Finished reading Nancy Kress's writing manual, Beginnings, Middles, & Ends. Good stuff. Some of what she says I recognize from her teaching at Clarion, but some is new.
The focus of the book is on structure and storytelling, not sentence-level prose. What your beginning must be like to draw the reader in, how the middle of the story or novel must deal with the issues raised at the beginning, and how to finish so that the reader is satisfied. She's got definite ideas about these things, and I think they're sound.

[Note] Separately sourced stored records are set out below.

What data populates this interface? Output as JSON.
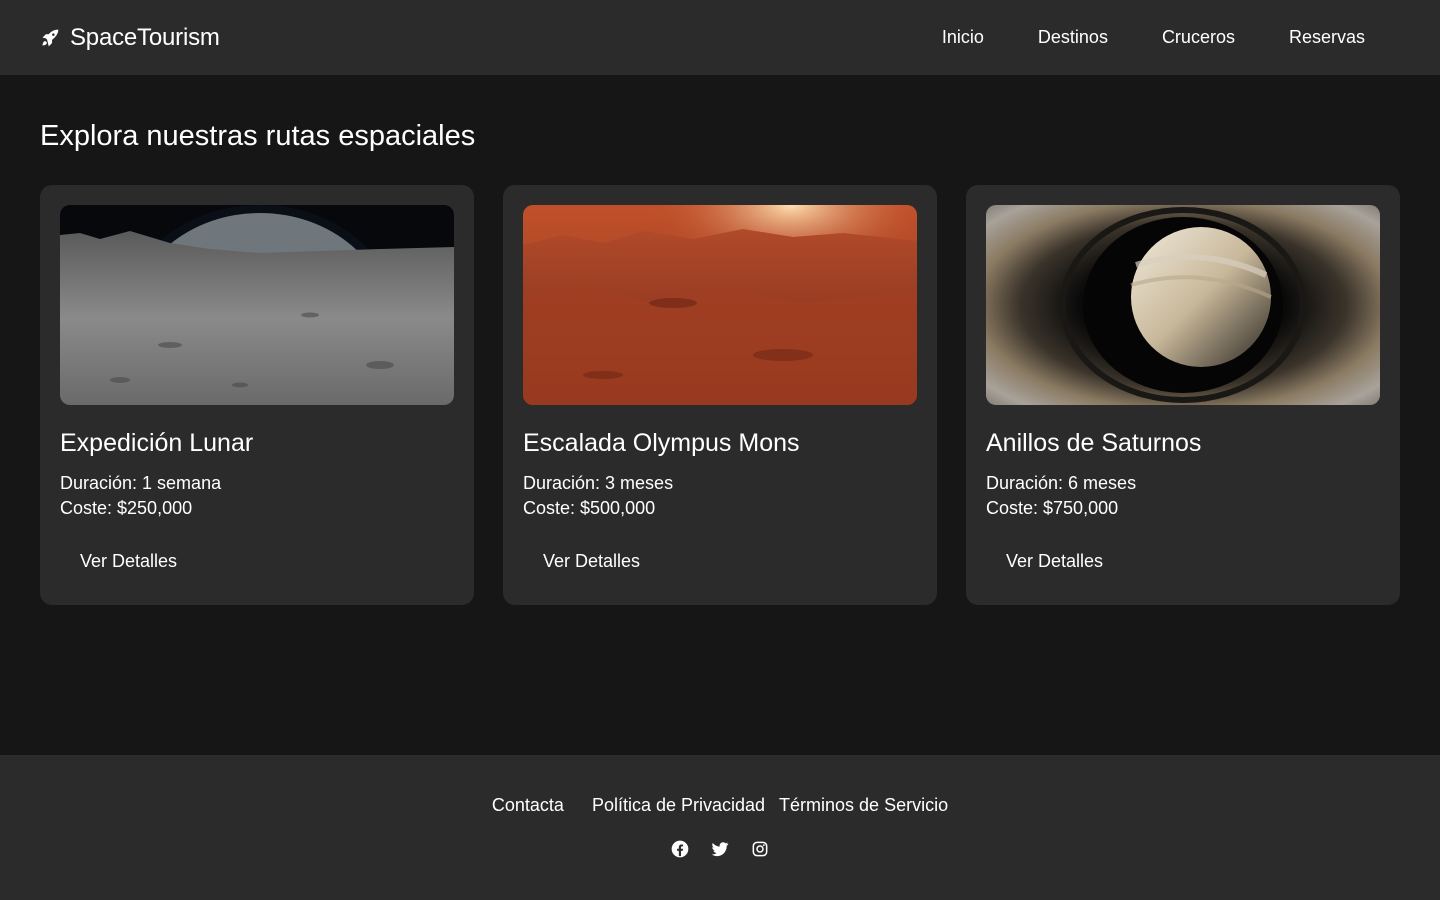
{
  "brand": {
    "name": "SpaceTourism",
    "icon": "rocket-icon"
  },
  "nav": {
    "items": [
      {
        "label": "Inicio"
      },
      {
        "label": "Destinos"
      },
      {
        "label": "Cruceros"
      },
      {
        "label": "Reservas"
      }
    ]
  },
  "main": {
    "title": "Explora nuestras rutas espaciales",
    "cards": [
      {
        "title": "Expedición Lunar",
        "duration": "Duración: 1 semana",
        "cost": "Coste: $250,000",
        "button": "Ver Detalles",
        "image": "moon-surface-image"
      },
      {
        "title": "Escalada Olympus Mons",
        "duration": "Duración: 3 meses",
        "cost": "Coste: $500,000",
        "button": "Ver Detalles",
        "image": "mars-landscape-image"
      },
      {
        "title": "Anillos de Saturnos",
        "duration": "Duración: 6 meses",
        "cost": "Coste: $750,000",
        "button": "Ver Detalles",
        "image": "saturn-rings-image"
      }
    ]
  },
  "footer": {
    "links": [
      {
        "label": "Contacta"
      },
      {
        "label": "Política de Privacidad"
      },
      {
        "label": "Términos de Servicio"
      }
    ],
    "social": [
      "facebook-icon",
      "twitter-icon",
      "instagram-icon"
    ]
  },
  "colors": {
    "background": "#161616",
    "surface": "#2b2b2b",
    "text": "#ffffff"
  }
}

It's interesting to see echoes here of what I've read elsewhere. Example: the necessity of precision and detail, especially in the first paragraphs. I've run across similar thoughts from writers as diverse as Virginia Woolf and James Van Pelt. And I still see lots of manuscripts showing up at Lenox Avenue with foggy, ethereal, where-the-hell-are-we beginnings.
Lots of good stuff here. Nancy Kress's advice is, as always, organized and specific. Recommended.
== atatakaihito == warmhearted person
|Left radical is 'sun' (日). Right radical is a Non-General Use character which acts phonetically to express 'warmth'. It was originally a pictograph of two hands (top and bottom elements) and a knotted rope between them. Henshall suggests taking the middle elements of the right radical as a variant of hand (手), as a mnemonic: 'Three hands warming in the sun.'|